The economy goes in cycles. If there’s a downturn, governments will run deficits. If there’s an upturn they will run surpluses. In Australia, the Rudd/Gillard Labor government ran deficits because there was a downturn (worst since 1930s) and revenue went through the floor. The Howard Coalition (Liberal-National) government ran surpluses because there was an upturn (longest on record) and revenue went through the roof.
The Keating Labor government ran deficits because of a downturn. The Hawke Labor government ran surpluses due to an upturn. The Fraser Coalition government ran deficits due to a downturn. (In New Zealand, the previous Labour government ran surpluses due to an upturn; the National government ran deficits due to a downturn.) The pattern of deficits and surpluses is very clear. It depends on the world and therefore Australian economic situation, not on who is in government.
In the last five years of the Howard Coalition government, the average annual increase in federal government revenue was 7.8%. Had this rate of increase continued, the amount of extra revenue in the five years 2008-09 to 2012-13 would have been $298 billion. Most of the decrease in the growth in government revenue (it actually fell in 2008-09 and 2009-10) during the downturn was due to lower company profits and therefore lower taxes.
Let’s assume a company has sales of $10 million in year 1 and its costs are $9 million, leaving $1 million in profit. Assume that the world and therefore Australian economy is buoyant. In year 2, the company increases its sales 5% to $10.5 million. Its costs go up about 4% to $9.4 million. It makes a profit of $1.1 million, up 10% on year 1.
Let’s assume a different scenario for year 2 instead. A downturn in the world and therefore Australian economy means sales only grow by 2% to $10.2 million. The company is able to contain or even reduce some costs but many are fixed costs and its overall costs still rise by 3% to $9.3 million.
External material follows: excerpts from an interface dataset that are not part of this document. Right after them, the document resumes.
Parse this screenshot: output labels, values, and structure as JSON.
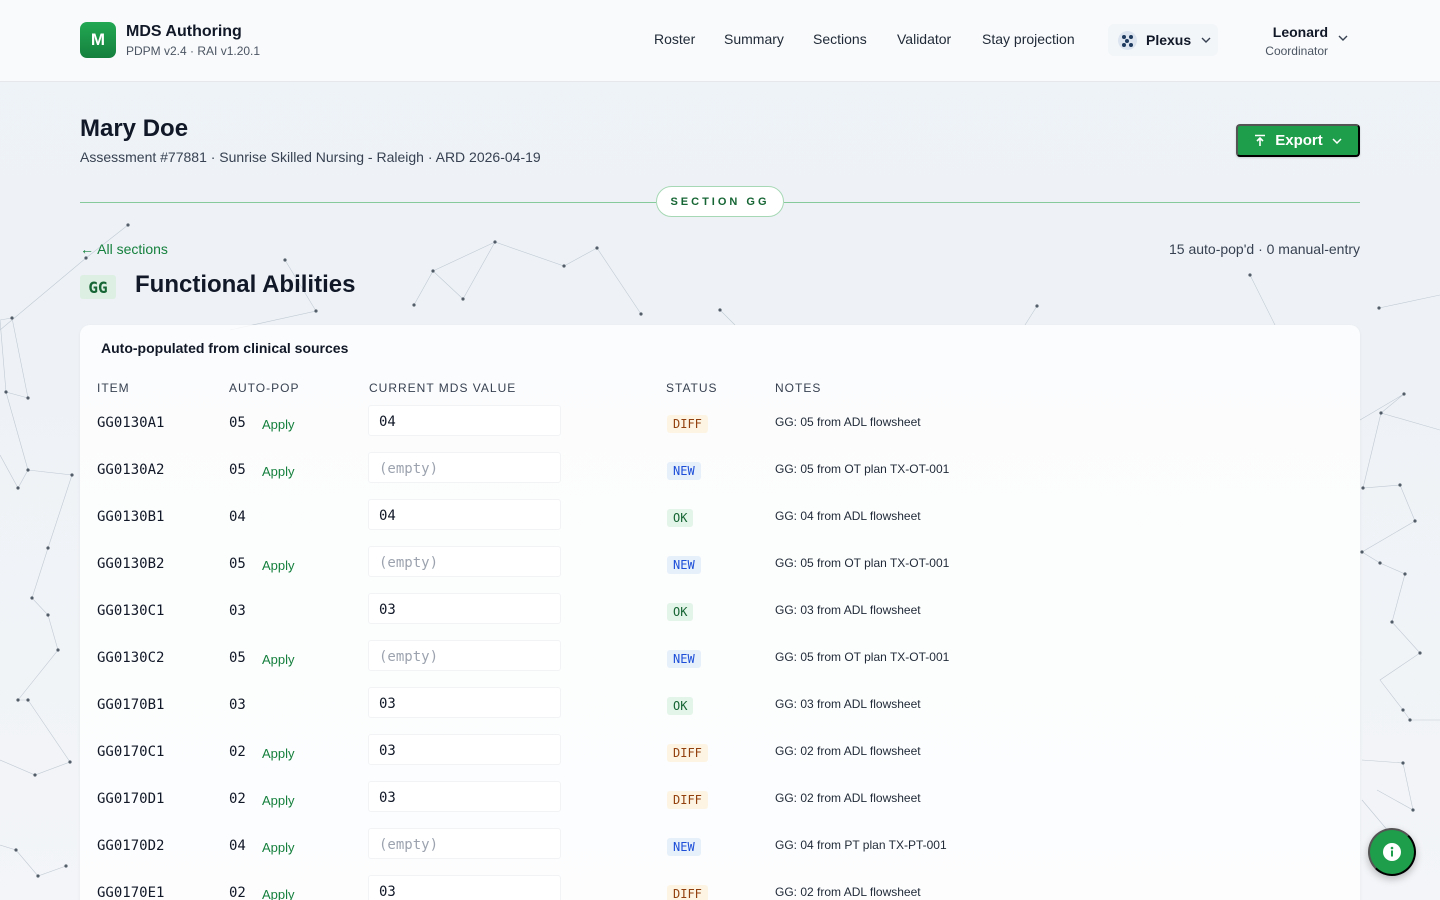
{
  "header": {
    "logo_letter": "M",
    "app_title": "MDS Authoring",
    "app_version": "PDPM v2.4 · RAI v1.20.1",
    "nav": [
      "Roster",
      "Summary",
      "Sections",
      "Validator",
      "Stay projection"
    ],
    "facility_name": "Plexus",
    "facility_icon": "network-icon",
    "user_name": "Leonard",
    "user_role": "Coordinator"
  },
  "patient": {
    "name": "Mary Doe",
    "subtitle": "Assessment #77881 · Sunrise Skilled Nursing - Raleigh · ARD 2026-04-19"
  },
  "export": {
    "label": "Export",
    "icon": "export-icon"
  },
  "section": {
    "pill": "SECTION GG",
    "back_label": "All sections",
    "counts": "15 auto-pop'd · 0 manual-entry",
    "code": "GG",
    "title": "Functional Abilities"
  },
  "table": {
    "title": "Auto-populated from clinical sources",
    "headers": [
      "ITEM",
      "AUTO-POP",
      "CURRENT MDS VALUE",
      "STATUS",
      "NOTES"
    ],
    "apply_label": "Apply",
    "rows": [
      {
        "item": "GG0130A1",
        "auto": "05",
        "apply": true,
        "value": "04",
        "status": "DIFF",
        "notes": "GG: 05 from ADL flowsheet"
      },
      {
        "item": "GG0130A2",
        "auto": "05",
        "apply": true,
        "value": "(empty)",
        "status": "NEW",
        "notes": "GG: 05 from OT plan TX-OT-001"
      },
      {
        "item": "GG0130B1",
        "auto": "04",
        "apply": false,
        "value": "04",
        "status": "OK",
        "notes": "GG: 04 from ADL flowsheet"
      },
      {
        "item": "GG0130B2",
        "auto": "05",
        "apply": true,
        "value": "(empty)",
        "status": "NEW",
        "notes": "GG: 05 from OT plan TX-OT-001"
      },
      {
        "item": "GG0130C1",
        "auto": "03",
        "apply": false,
        "value": "03",
        "status": "OK",
        "notes": "GG: 03 from ADL flowsheet"
      },
      {
        "item": "GG0130C2",
        "auto": "05",
        "apply": true,
        "value": "(empty)",
        "status": "NEW",
        "notes": "GG: 05 from OT plan TX-OT-001"
      },
      {
        "item": "GG0170B1",
        "auto": "03",
        "apply": false,
        "value": "03",
        "status": "OK",
        "notes": "GG: 03 from ADL flowsheet"
      },
      {
        "item": "GG0170C1",
        "auto": "02",
        "apply": true,
        "value": "03",
        "status": "DIFF",
        "notes": "GG: 02 from ADL flowsheet"
      },
      {
        "item": "GG0170D1",
        "auto": "02",
        "apply": true,
        "value": "03",
        "status": "DIFF",
        "notes": "GG: 02 from ADL flowsheet"
      },
      {
        "item": "GG0170D2",
        "auto": "04",
        "apply": true,
        "value": "(empty)",
        "status": "NEW",
        "notes": "GG: 04 from PT plan TX-PT-001"
      },
      {
        "item": "GG0170E1",
        "auto": "02",
        "apply": true,
        "value": "03",
        "status": "DIFF",
        "notes": "GG: 02 from ADL flowsheet"
      }
    ]
  },
  "fab": {
    "icon": "info-icon"
  },
  "colors": {
    "accent": "#1e9e4a",
    "diff": "#92400e",
    "new": "#1d4ed8",
    "ok": "#166534"
  }
}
This means its profit falls 10% to $0.9 million. Government taxes fall. The government can cut back on a few things but most programs are ongoing and cannot be easily cut back, especially in the short term.
Now let’s go to 2008. Large countries around the world are quickly falling into recession; their governments run deficits and build up debt because if they didn’t, they would fall into deeper recession with more companies struggling or going broke and even higher unemployment (so long as debt doesn’t get right on top of them, such as Greece). Australia was in a better position than many of these countries, partly due to the mining boom but also various other reasons, but it knew that it still had to run deficits to avoid going into recession and it had to do it fairly quickly.
Short term programs were needed which, in hindsight could have been done better. But there wasn’t time for longer term programs such as extra infrastructure. As it was, the government was still able to keep expenditure increases at a lower rate (average of 3.9% from 2008-09 to 2012-13) than during the last four years of the Howard government (6.5%).
Had the Labor government tried to balance the books as per the policy of governments around the world up to and including the 1930s, we would have gone into fairly deep recession, with the result that we would now be considerably worse off with many more companies struggling or bankrupt and much higher unemployment.